The occupancy classes that are subject to the EPC process are: entertainment and public assembly; theatrical and indoor sport, places of instruction; and offices.
Specifically, the process applies to:
- Public sector buildings greater than 1 000m2.
- Private sector buildings greater than 2 000m2.
- Buildings that have been in operation with a particular use for a minimum of two years.
- Buildings with no major renovations carried out for the past two years of operation.

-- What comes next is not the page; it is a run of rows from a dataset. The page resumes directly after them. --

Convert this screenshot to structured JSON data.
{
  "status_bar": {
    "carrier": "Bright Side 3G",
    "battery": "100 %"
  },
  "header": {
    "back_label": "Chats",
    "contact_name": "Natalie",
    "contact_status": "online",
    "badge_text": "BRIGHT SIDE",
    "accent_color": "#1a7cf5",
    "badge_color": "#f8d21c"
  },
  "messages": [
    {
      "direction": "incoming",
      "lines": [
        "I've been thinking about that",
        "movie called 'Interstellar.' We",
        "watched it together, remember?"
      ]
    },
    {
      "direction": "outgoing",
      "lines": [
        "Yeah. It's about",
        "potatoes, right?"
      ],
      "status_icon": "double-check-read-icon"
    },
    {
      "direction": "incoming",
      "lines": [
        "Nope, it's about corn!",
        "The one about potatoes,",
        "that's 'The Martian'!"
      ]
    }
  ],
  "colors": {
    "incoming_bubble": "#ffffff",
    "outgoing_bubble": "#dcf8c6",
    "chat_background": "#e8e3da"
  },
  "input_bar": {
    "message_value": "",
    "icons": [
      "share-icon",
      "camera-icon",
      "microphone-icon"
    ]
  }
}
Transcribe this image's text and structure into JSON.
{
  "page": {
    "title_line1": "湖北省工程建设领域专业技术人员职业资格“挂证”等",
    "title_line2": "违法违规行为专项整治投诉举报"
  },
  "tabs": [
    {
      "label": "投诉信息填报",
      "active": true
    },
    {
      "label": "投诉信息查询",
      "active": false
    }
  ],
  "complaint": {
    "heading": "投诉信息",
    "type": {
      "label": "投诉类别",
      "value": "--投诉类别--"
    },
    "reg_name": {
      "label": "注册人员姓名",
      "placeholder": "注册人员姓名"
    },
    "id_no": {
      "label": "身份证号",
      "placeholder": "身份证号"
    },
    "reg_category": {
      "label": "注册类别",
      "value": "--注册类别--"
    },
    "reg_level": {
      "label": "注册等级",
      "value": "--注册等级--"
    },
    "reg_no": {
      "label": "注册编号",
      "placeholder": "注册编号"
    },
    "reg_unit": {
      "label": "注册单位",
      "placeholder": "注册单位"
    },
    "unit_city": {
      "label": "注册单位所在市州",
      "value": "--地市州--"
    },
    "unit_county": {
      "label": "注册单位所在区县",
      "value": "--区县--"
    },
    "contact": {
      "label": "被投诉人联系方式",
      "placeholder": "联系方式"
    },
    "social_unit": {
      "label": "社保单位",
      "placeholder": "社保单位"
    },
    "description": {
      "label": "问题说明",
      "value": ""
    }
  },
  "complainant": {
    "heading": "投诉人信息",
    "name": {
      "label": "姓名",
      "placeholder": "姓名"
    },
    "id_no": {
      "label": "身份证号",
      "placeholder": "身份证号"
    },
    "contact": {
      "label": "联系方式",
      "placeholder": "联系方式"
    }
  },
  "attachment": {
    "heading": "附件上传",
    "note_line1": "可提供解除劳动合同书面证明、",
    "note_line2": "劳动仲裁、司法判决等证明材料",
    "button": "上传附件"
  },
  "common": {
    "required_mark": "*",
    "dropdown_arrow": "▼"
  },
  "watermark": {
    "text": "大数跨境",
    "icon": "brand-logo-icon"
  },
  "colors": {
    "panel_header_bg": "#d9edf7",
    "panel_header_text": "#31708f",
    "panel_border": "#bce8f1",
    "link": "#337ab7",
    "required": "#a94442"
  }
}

Listen to Suren Naidoo’s interview with GBCSA CEO Lisa Reynolds in this episode of The Property Pod, on the exponential growth of green building (or read the highlights here):